Homeland owns trademarks for TSA PRECHECK® as a standard character word mark (Registration No. 6,178,077) as well as a design mark (Registration No. 4,559,587) shown below:

TSA Precheck logo
Image taken from registration

The word mark registered in October 2020 with a date of first use of October 2011. The design shown above, registered in July 2014 with a date of first use of October 2011. Both marks registered for “airline passenger security screening services, namely, an expedited screening initiative that enhances aviation security and expedites the travel experience by pre-screening individuals who volunteer to participate in the program” in class 45.

Safepassport, Inc. (“Safepassport”) filed an intent to use trademark application in April 2020 for the mark shown below:

Covid precheck logo
Image taken from application

Intent to use trademarks are filed when the owner has not yet used the mark in interstate commerce but has a bona fide intent to use the mark for the enumerated goods/services in the future. Intent to use trademark applications represent a way to establish priority for the mark prior to using it in commerce.

The mark filed for “licensing of software in the framework of software publishing” in class 45. Homeland, opposing registration of the mark, instituted an opposition proceeding with the Trademark Trial and Appeal Board (TTAB). Homeland alleges a likelihood of confusion with their TSA PRECHECK® marks.

Opposition of Covid Precheck for likelihood of confusion with TSA PRECHECK®

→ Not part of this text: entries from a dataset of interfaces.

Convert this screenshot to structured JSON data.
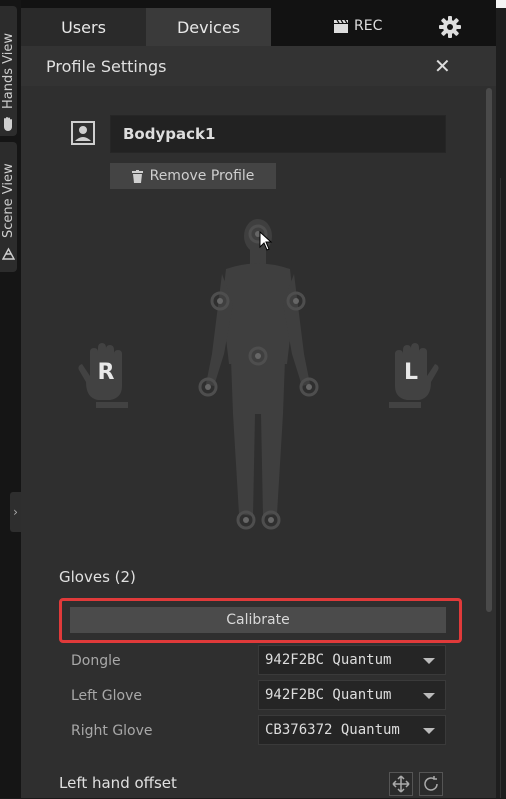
{
  "side_tabs": {
    "hands_view": "Hands View",
    "scene_view": "Scene View"
  },
  "top_tabs": {
    "users": "Users",
    "devices": "Devices",
    "rec": "REC"
  },
  "panel": {
    "title": "Profile Settings",
    "profile_name": "Bodypack1",
    "remove_profile": "Remove Profile",
    "hands": {
      "right": "R",
      "left": "L"
    }
  },
  "gloves": {
    "title": "Gloves (2)",
    "calibrate": "Calibrate",
    "fields": [
      {
        "label": "Dongle",
        "value": "942F2BC Quantum"
      },
      {
        "label": "Left Glove",
        "value": "942F2BC Quantum"
      },
      {
        "label": "Right Glove",
        "value": "CB376372 Quantum"
      }
    ]
  },
  "offset": {
    "title": "Left hand offset"
  },
  "colors": {
    "highlight": "#e03a3a",
    "panel_bg": "#2f2f2f",
    "figure": "#3e3e3e"
  },
  "icons": [
    "hand-icon",
    "scene-icon",
    "chevron-right-icon",
    "clapperboard-icon",
    "gear-icon",
    "close-icon",
    "user-profile-icon",
    "trash-icon",
    "move-icon",
    "reset-icon",
    "caret-down-icon"
  ]
}
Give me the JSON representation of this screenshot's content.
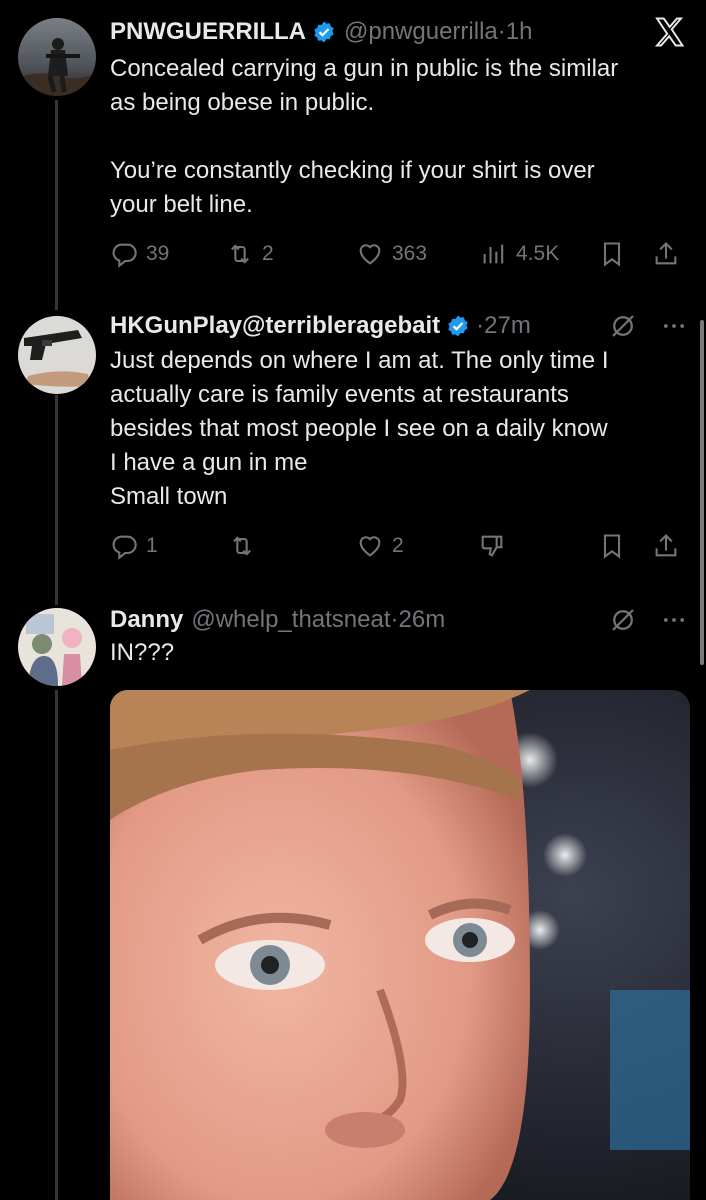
{
  "tweets": [
    {
      "name": "PNWGUERRILLA",
      "handle": "@pnwguerrilla",
      "dot": "·",
      "time": "1h",
      "verified": true,
      "text": "Concealed carrying a gun in public is the similar\nas being obese in public.\n\nYou’re constantly checking if your shirt is over\nyour belt line.",
      "replies": "39",
      "reposts": "2",
      "likes": "363",
      "views": "4.5K"
    },
    {
      "name": "HKGunPlay",
      "handle": "@terribleragebait",
      "dot": "·",
      "time": "27m",
      "verified": true,
      "text": "Just depends on where I am at. The only time I\nactually care is family events at restaurants\nbesides that most people I see on a daily know\nI have a gun in me\nSmall town",
      "replies": "1",
      "reposts": "",
      "likes": "2"
    },
    {
      "name": "Danny",
      "handle": "@whelp_thatsneat",
      "dot": "·",
      "time": "26m",
      "verified": false,
      "text": "IN???"
    }
  ],
  "icons": {
    "app_logo": "x-logo-icon",
    "reply": "reply-icon",
    "repost": "repost-icon",
    "like": "heart-icon",
    "views": "views-icon",
    "bookmark": "bookmark-icon",
    "share": "share-icon",
    "grok": "grok-icon",
    "more": "more-icon",
    "dislike": "dislike-icon"
  },
  "colors": {
    "background": "#000000",
    "text": "#e7e9ea",
    "muted": "#71767b",
    "verified": "#1d9bf0",
    "thread_line": "#333639"
  }
}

Homeland alleges a likelihood of confusion given the similarity between the marks and goods sold. Homeland alleges Safepassport’s mark is confusingly similar in sight, sound, and overall commercial impression. They also allege the goods closely related to the services offered by Homeland. Homeland alleges the mark so closely resembles Homeland’s marks that its use will likely falsely suggest a connection with the Federal Government.

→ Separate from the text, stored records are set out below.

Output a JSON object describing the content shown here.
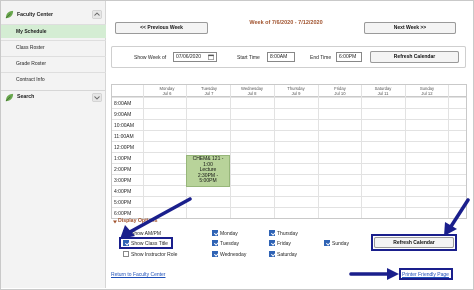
{
  "sidebar": {
    "header": "Faculty Center",
    "items": [
      {
        "label": "My Schedule",
        "active": true
      },
      {
        "label": "Class Roster",
        "active": false
      },
      {
        "label": "Grade Roster",
        "active": false
      },
      {
        "label": "Contract Info",
        "active": false
      }
    ],
    "search": "Search"
  },
  "nav": {
    "prev_week": "<< Previous Week",
    "next_week": "Next Week >>",
    "week_title": "Week of 7/6/2020 - 7/12/2020"
  },
  "filters": {
    "show_week_label": "Show Week of",
    "show_week_value": "07/06/2020",
    "start_time_label": "Start Time",
    "start_time_value": "8:00AM",
    "end_time_label": "End Time",
    "end_time_value": "6:00PM",
    "refresh": "Refresh Calendar"
  },
  "calendar": {
    "days": [
      {
        "name": "Monday",
        "date": "Jul 6"
      },
      {
        "name": "Tuesday",
        "date": "Jul 7"
      },
      {
        "name": "Wednesday",
        "date": "Jul 8"
      },
      {
        "name": "Thursday",
        "date": "Jul 9"
      },
      {
        "name": "Friday",
        "date": "Jul 10"
      },
      {
        "name": "Saturday",
        "date": "Jul 11"
      },
      {
        "name": "Sunday",
        "date": "Jul 12"
      }
    ],
    "times": [
      "8:00AM",
      "9:00AM",
      "10:00AM",
      "11:00AM",
      "12:00PM",
      "1:00PM",
      "2:00PM",
      "3:00PM",
      "4:00PM",
      "5:00PM",
      "6:00PM"
    ],
    "event": {
      "line1": "CHEM& 121 -",
      "line2": "1:00",
      "line3": "Lecture",
      "line4": "2:30PM -",
      "line5": "5:00PM",
      "color": "#b8d39a"
    }
  },
  "display_options": {
    "title": "Display Options",
    "col1": [
      {
        "label": "Show AM/PM",
        "checked": true
      },
      {
        "label": "Show Class Title",
        "checked": true
      },
      {
        "label": "Show Instructor Role",
        "checked": false
      }
    ],
    "col2": [
      {
        "label": "Monday",
        "checked": true
      },
      {
        "label": "Tuesday",
        "checked": true
      },
      {
        "label": "Wednesday",
        "checked": true
      }
    ],
    "col3": [
      {
        "label": "Thursday",
        "checked": true
      },
      {
        "label": "Friday",
        "checked": true
      },
      {
        "label": "Saturday",
        "checked": true
      }
    ],
    "col4": [
      {
        "label": "Sunday",
        "checked": true
      }
    ],
    "refresh": "Refresh Calendar"
  },
  "footer": {
    "return_link": "Return to Faculty Center",
    "printer_link": "Printer Friendly Page"
  },
  "colors": {
    "accent_brown": "#a0522d",
    "highlight_navy": "#1a1f8c",
    "link_blue": "#1d4fb8",
    "active_green": "#d4edd3",
    "checkbox_blue": "#2f63b5"
  }
}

The Examiner for Safepassport’s mark did not cite any of the TSA PRECHECK marks against it. However, this is not dispositive of a lack of likelihood of confusion. The Trademark Trial and Appeal Board will weigh the evidence presented by both sides and evaluate the similarity of the marks using the Dupont factors.


In a likelihood of confusion case, the important consideration is whether an ordinary consumer would be confused as to the source of the goods.  Given the similarity of the marks as a whole and the likelihood of association in consumer’s minds with the Federal Government, Safepassport may have a difficult time overcoming a likelihood of confusion. Safepassport has until April 21st to file their response.

Michele Lawson

Michele Lawson is a U.S. Registered Patent Attorney.